_WORK REQUIRED_:
Please return the lines of the data that contain "weekend".

ENTRIES PROVIDED below:

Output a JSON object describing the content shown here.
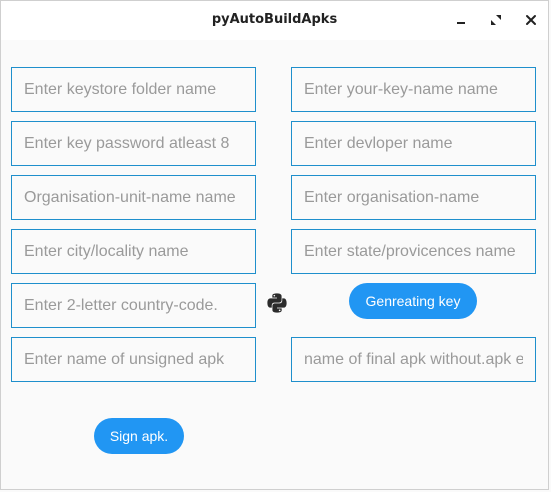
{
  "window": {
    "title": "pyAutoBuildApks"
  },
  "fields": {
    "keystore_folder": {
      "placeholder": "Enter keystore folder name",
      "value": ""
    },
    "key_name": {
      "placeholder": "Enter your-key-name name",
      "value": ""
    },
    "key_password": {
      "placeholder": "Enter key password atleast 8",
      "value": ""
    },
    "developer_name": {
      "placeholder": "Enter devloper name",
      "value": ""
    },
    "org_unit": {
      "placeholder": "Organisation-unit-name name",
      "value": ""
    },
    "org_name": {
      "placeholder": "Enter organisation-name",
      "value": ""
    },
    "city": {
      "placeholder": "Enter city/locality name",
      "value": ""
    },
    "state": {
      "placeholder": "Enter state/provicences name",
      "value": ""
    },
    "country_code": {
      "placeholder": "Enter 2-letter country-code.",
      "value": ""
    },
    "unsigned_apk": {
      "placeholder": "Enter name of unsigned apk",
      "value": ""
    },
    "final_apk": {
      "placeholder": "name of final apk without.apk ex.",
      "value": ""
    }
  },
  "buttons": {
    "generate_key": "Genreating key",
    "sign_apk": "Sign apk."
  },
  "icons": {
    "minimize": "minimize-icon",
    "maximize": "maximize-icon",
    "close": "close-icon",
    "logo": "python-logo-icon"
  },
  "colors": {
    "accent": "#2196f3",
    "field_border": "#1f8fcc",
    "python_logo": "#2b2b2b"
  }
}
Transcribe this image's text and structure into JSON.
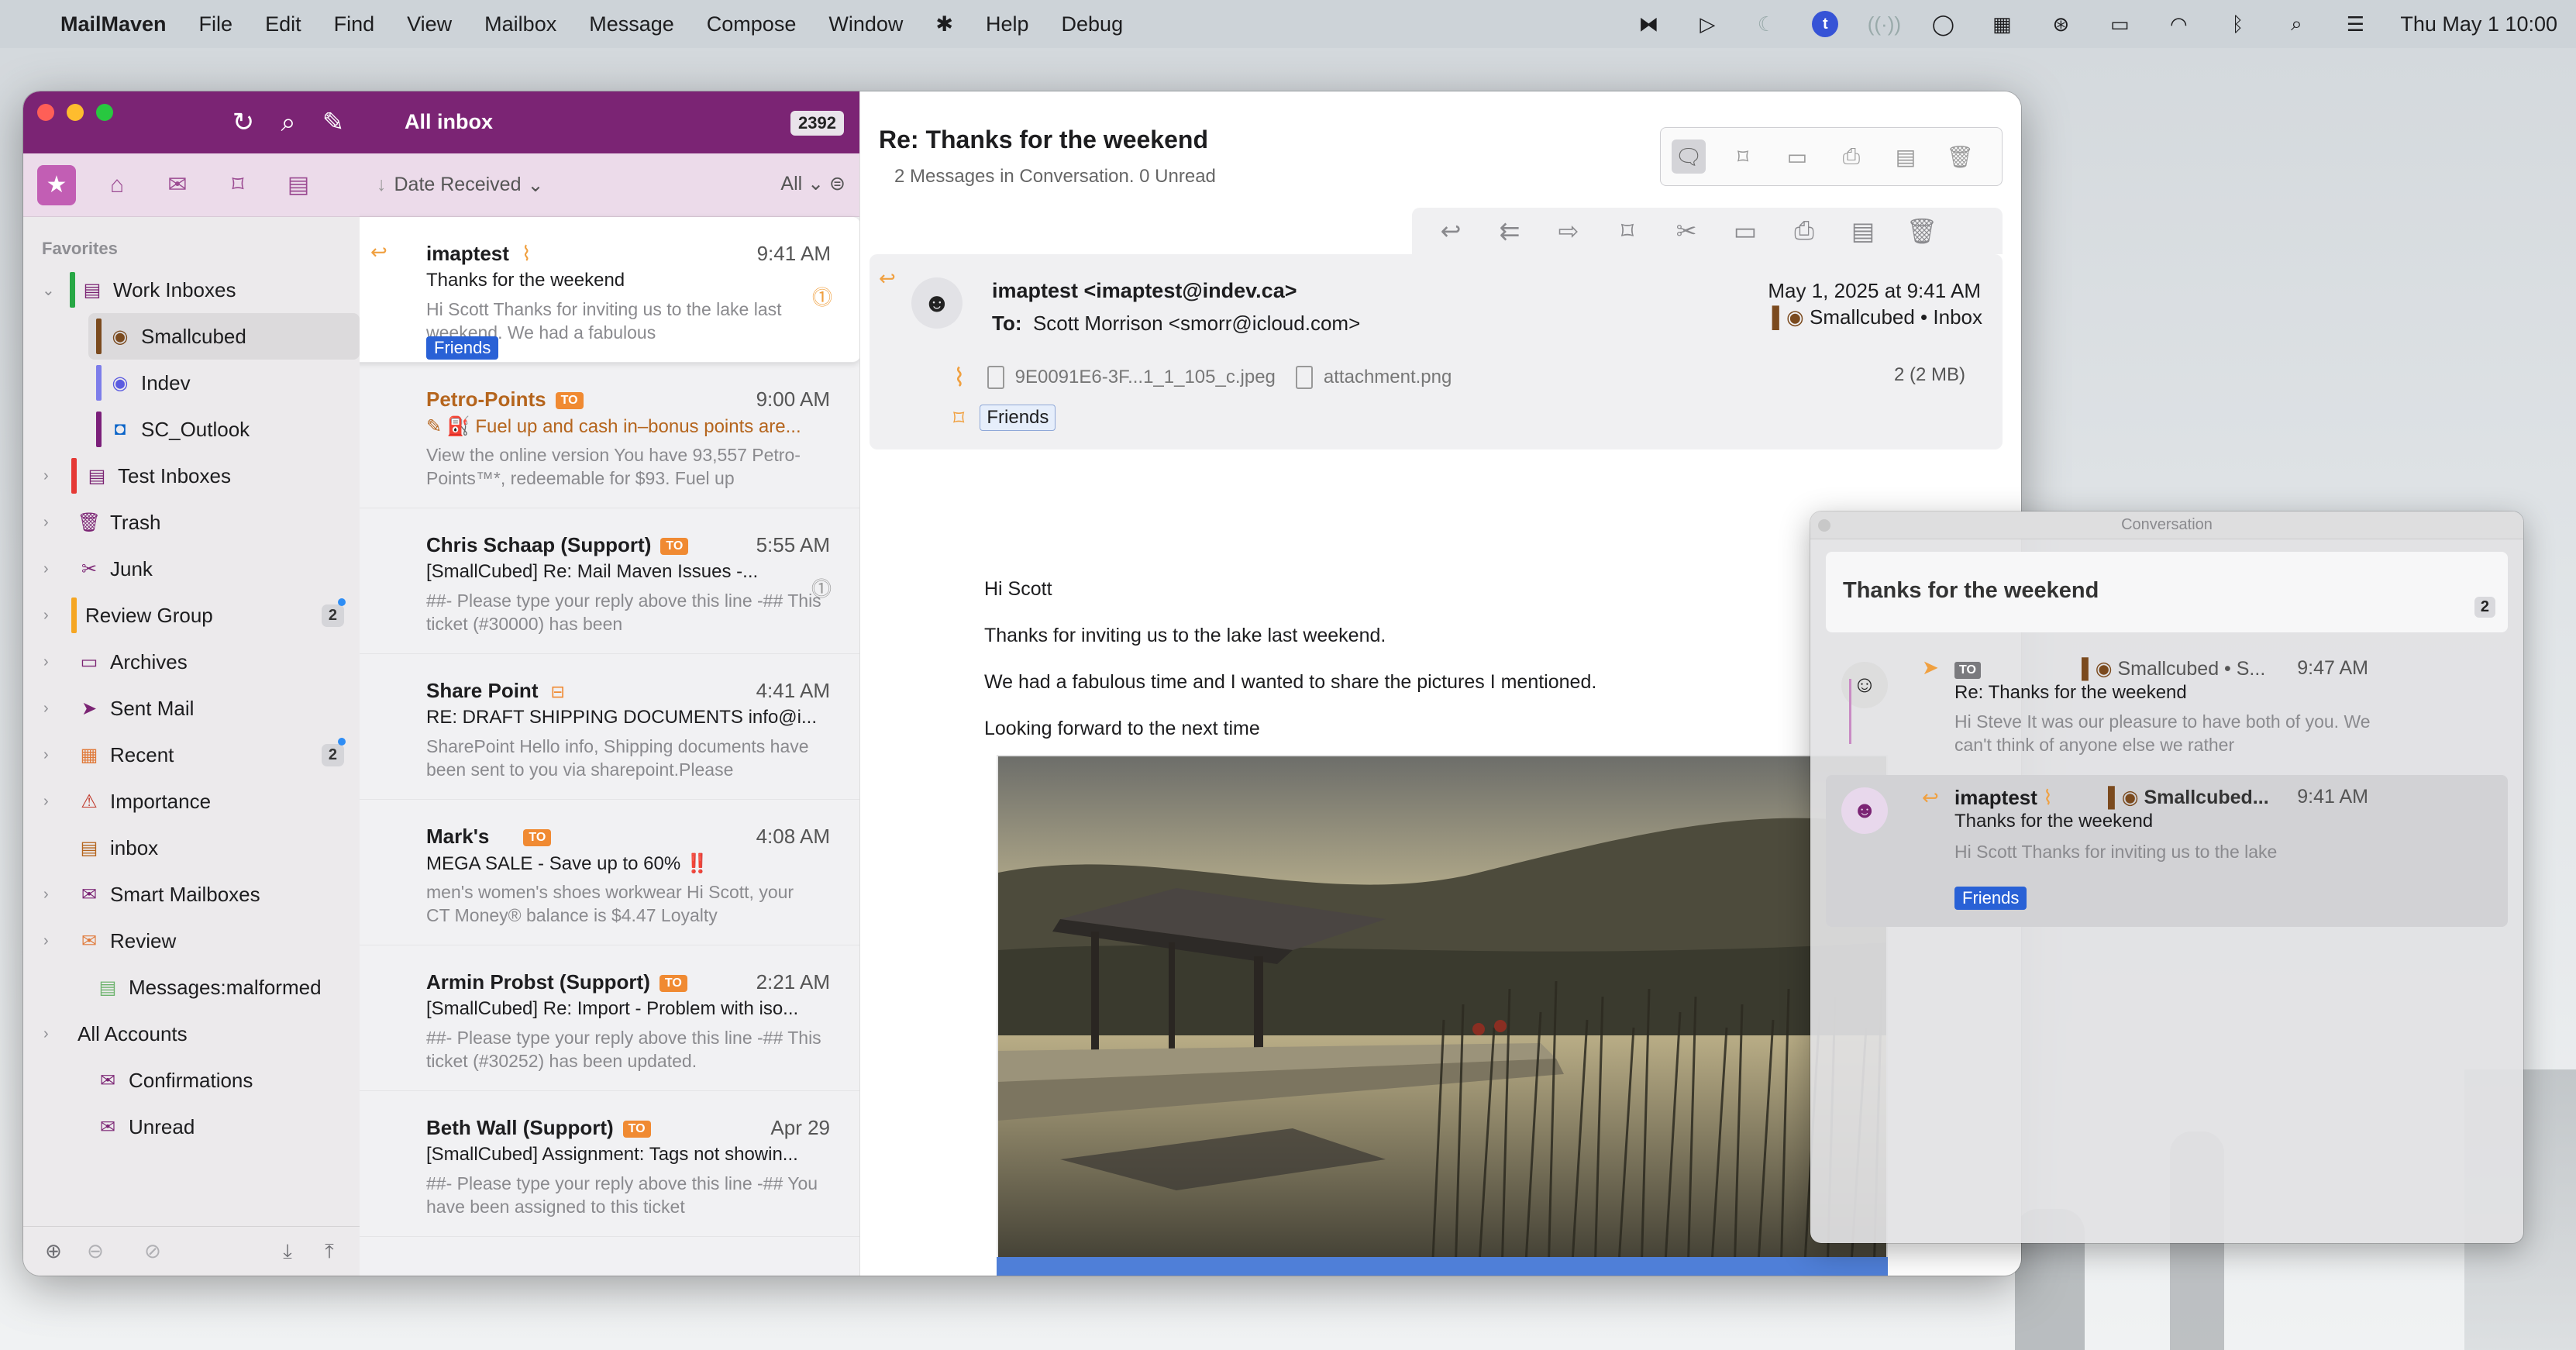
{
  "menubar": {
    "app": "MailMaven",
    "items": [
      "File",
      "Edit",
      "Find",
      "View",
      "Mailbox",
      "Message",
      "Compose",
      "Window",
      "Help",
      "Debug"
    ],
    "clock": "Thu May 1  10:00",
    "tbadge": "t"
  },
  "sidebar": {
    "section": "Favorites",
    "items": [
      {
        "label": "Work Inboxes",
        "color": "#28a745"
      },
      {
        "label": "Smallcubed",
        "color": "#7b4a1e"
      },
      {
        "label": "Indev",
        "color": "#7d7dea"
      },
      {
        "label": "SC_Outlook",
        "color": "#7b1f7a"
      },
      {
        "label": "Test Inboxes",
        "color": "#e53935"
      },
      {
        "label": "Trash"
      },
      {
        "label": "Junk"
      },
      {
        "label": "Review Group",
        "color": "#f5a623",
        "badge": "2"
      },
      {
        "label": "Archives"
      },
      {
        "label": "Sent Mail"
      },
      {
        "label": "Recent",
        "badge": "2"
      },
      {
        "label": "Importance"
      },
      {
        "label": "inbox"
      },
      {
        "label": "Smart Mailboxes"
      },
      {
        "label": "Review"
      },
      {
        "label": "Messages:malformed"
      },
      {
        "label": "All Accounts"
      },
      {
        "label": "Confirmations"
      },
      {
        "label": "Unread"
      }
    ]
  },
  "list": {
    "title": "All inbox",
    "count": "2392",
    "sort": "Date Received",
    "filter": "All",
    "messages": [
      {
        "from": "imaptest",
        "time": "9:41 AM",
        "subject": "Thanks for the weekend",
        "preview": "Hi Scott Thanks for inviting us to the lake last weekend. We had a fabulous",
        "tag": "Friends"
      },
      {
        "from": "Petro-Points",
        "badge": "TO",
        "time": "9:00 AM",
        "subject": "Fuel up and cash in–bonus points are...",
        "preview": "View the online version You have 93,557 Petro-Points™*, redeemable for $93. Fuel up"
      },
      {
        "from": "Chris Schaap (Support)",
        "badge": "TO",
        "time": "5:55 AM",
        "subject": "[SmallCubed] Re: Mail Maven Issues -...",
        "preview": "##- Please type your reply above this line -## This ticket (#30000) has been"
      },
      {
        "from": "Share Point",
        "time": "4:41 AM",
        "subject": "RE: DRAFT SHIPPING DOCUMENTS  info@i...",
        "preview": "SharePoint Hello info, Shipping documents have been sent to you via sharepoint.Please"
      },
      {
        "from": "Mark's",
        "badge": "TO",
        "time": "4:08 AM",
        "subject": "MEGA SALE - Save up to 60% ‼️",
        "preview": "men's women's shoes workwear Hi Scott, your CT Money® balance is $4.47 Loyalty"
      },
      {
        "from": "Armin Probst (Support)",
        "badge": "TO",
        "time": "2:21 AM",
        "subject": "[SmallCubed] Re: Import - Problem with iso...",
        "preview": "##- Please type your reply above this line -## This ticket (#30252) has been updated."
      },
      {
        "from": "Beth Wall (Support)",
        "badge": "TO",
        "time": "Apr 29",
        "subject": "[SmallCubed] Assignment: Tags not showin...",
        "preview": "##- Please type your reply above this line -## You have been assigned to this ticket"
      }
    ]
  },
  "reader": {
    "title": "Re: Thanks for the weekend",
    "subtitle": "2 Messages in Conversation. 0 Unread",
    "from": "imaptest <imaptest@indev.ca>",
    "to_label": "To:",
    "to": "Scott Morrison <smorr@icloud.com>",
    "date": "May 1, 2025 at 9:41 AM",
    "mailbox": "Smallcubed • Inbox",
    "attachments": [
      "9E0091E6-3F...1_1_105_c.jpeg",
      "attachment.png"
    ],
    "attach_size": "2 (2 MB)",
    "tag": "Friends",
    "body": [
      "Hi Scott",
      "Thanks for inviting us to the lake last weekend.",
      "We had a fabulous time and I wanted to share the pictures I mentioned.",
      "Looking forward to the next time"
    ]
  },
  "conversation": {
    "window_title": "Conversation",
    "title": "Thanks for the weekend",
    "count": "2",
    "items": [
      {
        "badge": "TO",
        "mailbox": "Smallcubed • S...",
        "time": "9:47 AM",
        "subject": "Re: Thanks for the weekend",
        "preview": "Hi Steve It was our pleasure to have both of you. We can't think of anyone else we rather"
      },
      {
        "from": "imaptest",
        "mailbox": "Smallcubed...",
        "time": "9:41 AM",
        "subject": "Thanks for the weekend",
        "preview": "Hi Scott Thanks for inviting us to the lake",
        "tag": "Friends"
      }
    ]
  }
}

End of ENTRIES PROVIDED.
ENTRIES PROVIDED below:

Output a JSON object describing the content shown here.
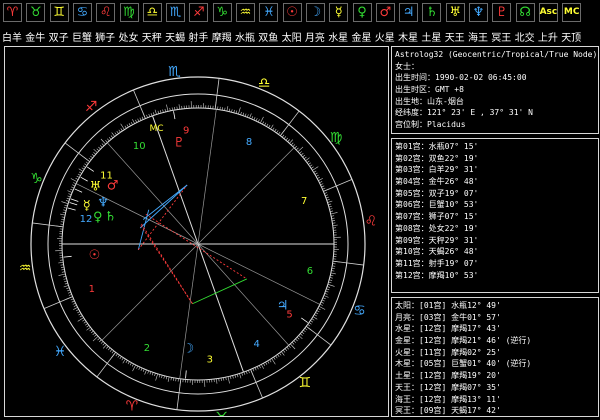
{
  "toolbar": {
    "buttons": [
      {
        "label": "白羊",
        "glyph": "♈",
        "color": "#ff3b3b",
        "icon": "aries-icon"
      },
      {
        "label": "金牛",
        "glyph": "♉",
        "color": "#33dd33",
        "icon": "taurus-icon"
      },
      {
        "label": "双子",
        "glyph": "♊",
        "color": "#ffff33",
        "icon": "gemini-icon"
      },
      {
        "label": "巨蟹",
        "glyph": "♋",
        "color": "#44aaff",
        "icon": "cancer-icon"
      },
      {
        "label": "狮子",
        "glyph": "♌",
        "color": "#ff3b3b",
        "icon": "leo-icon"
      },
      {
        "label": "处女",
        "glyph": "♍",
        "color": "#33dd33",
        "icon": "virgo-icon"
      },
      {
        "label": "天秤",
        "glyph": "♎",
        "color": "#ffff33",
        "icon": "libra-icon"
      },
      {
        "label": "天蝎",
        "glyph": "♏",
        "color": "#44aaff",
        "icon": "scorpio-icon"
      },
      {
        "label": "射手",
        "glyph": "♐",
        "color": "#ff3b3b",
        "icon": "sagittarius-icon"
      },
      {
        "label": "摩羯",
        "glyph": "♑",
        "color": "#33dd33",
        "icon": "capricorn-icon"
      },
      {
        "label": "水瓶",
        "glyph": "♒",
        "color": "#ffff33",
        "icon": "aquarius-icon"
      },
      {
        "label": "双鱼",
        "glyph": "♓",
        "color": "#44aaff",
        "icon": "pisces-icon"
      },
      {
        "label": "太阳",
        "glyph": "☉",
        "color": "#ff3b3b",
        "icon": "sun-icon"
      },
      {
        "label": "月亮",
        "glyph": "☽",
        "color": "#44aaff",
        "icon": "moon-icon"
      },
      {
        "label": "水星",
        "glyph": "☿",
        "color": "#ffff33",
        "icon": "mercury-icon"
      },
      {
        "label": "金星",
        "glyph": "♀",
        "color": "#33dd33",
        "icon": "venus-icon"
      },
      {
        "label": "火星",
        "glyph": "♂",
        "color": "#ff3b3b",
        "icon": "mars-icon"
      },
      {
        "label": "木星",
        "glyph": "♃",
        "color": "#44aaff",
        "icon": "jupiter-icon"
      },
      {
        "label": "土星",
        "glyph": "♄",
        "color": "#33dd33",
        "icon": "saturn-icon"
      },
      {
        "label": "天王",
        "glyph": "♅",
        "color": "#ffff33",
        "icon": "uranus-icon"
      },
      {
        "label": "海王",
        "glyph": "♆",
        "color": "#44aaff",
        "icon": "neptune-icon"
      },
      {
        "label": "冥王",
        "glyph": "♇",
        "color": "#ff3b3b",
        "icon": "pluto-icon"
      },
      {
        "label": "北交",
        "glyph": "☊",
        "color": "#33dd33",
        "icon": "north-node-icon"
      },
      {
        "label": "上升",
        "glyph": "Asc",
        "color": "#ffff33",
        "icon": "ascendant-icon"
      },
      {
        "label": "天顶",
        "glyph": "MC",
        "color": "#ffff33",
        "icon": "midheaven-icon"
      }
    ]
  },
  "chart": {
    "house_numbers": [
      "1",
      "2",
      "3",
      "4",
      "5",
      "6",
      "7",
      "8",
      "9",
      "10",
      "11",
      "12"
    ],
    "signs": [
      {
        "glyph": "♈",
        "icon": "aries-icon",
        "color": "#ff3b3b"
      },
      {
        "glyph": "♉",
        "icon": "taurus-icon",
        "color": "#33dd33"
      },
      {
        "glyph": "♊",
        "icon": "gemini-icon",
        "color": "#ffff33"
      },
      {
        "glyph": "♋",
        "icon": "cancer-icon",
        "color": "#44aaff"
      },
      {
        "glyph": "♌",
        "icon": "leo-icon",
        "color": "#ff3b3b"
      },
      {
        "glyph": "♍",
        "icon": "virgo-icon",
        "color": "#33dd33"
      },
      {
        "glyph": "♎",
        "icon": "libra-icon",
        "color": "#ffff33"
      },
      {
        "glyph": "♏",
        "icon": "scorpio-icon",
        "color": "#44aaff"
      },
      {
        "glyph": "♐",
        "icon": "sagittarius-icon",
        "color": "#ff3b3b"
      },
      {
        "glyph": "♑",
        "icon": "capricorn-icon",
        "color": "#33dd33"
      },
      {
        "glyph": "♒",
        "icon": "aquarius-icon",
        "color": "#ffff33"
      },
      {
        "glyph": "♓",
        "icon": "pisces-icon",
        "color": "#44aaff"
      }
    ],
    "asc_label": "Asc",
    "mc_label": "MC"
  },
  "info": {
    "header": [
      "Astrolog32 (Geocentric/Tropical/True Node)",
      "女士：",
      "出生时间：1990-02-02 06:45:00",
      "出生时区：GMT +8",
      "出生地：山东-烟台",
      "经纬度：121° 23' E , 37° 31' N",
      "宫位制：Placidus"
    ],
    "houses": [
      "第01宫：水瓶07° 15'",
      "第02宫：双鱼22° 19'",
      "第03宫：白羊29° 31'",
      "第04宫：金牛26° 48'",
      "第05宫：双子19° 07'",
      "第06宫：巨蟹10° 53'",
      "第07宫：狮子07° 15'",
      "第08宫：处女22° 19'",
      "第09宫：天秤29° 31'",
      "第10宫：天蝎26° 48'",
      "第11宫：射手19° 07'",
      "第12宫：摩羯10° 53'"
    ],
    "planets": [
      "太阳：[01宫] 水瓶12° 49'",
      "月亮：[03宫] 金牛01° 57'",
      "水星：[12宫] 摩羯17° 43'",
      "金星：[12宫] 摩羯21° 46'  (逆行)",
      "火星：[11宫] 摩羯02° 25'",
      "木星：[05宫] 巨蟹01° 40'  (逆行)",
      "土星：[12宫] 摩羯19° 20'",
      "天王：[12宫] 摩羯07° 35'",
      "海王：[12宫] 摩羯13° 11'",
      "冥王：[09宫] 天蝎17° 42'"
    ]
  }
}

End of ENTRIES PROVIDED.

_RESULT FOR THIS TASK_:
        "subject": "Thanks for the weekend",
        "preview": "Hi Scott Thanks for inviting us to the lake last weekend. We had a fabulous",
    "title": "Re: Thanks for the weekend",
      "Thanks for inviting us to the lake last weekend.",
    "title": "Thanks for the weekend",
        "subject": "Re: Thanks for the weekend",
        "subject": "Thanks for the weekend",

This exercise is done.